When, in a comedic film, the audience is introduced to a male protagonist in the midst of a no-strings-attached sex-fueled lifestyle, it’s a good bet that he’ll be converted to a one-woman man by story’s end. 6 Month Rule is no exception and, while it does tweak the formula, it doesn’t always do so in ways that are much more interesting than its boilerplate iteration. Ultimately, we’re left with our clueless, unlikable cad just as clueless as he ever was, but the film is far too indulgent with its lead character to do more than hint at the ways that one form of male egotism can morph into another.
Actually, the dissection of the male ego is the central concern of the film. There are all sorts of psychological explanations given (mostly by other characters) for the reason that playboy photographer Tyler (writer-director Blayne Weaver) won’t settle down and, instead, chooses to live his life by a series of romantic “rules” that dictate his behavior. But when he meets a woman he finally falls for, the object of his egotism changes and he goes from being a “hunter” (his term) of many women to an obsessive chaser of one. What saves the film from being an overly indulgent semi-critique of Tyler’s put-on pose of masculinity is the deflating response of his would-be lover Sophie (Natalie Morales), who sees through his act and, while attracted to him, frames his behavior in a less forgiving light.
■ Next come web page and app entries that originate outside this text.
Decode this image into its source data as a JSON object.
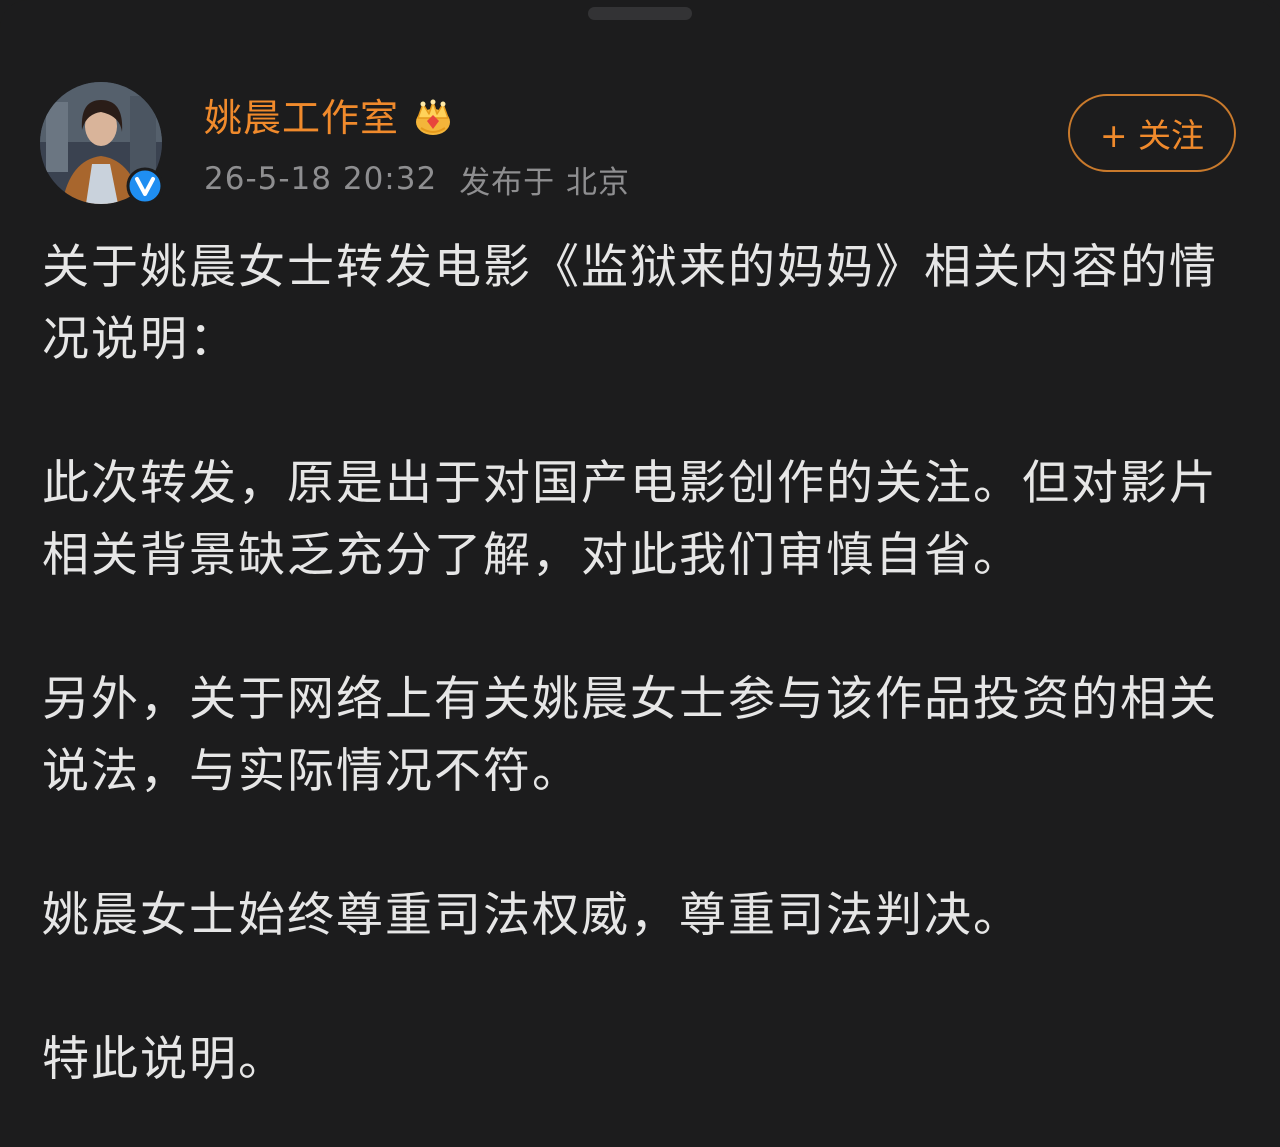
{
  "post": {
    "author_name": "姚晨工作室",
    "timestamp": "26-5-18 20:32",
    "location": "发布于 北京",
    "follow_label": "+ 关注",
    "badges": {
      "verified": "verified-v-badge-icon",
      "member": "crown-icon"
    },
    "paragraphs": [
      "关于姚晨女士转发电影《监狱来的妈妈》相关内容的情况说明：",
      "此次转发，原是出于对国产电影创作的关注。但对影片相关背景缺乏充分了解，对此我们审慎自省。",
      "另外，关于网络上有关姚晨女士参与该作品投资的相关说法，与实际情况不符。",
      "姚晨女士始终尊重司法权威，尊重司法判决。",
      "特此说明。"
    ]
  },
  "colors": {
    "background": "#1c1c1d",
    "accent": "#f08a2c",
    "text": "#e6e6e6",
    "muted": "#8e8e90",
    "verified": "#1f8ef1"
  }
}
Aside from its clumsy comic turns, the film’s chief problem is the basic conception of the lead character. While Tyler is meant to be vaguely ridiculous, both his appeal to the opposite sex and his inherent level of interest as a study in ego-driven sexual behavior are too much taken for granted. It’s good to see a certain awareness on Weaver’s part that his character’s obsession with Sophie is no less a manifestation of desperate self-assertion than his previous womanizing, but ultimately this is pretty thin stuff. As Sophie realizes, Tyler may set himself up as an interesting James Bond type, but not only is his pose hollow, he’s simply not fully enough there to be a fit object of her curiosity. With his minimal capacity for self-awareness and his rote egotism, he can scarcely qualify as any more interesting for the film’s viewer.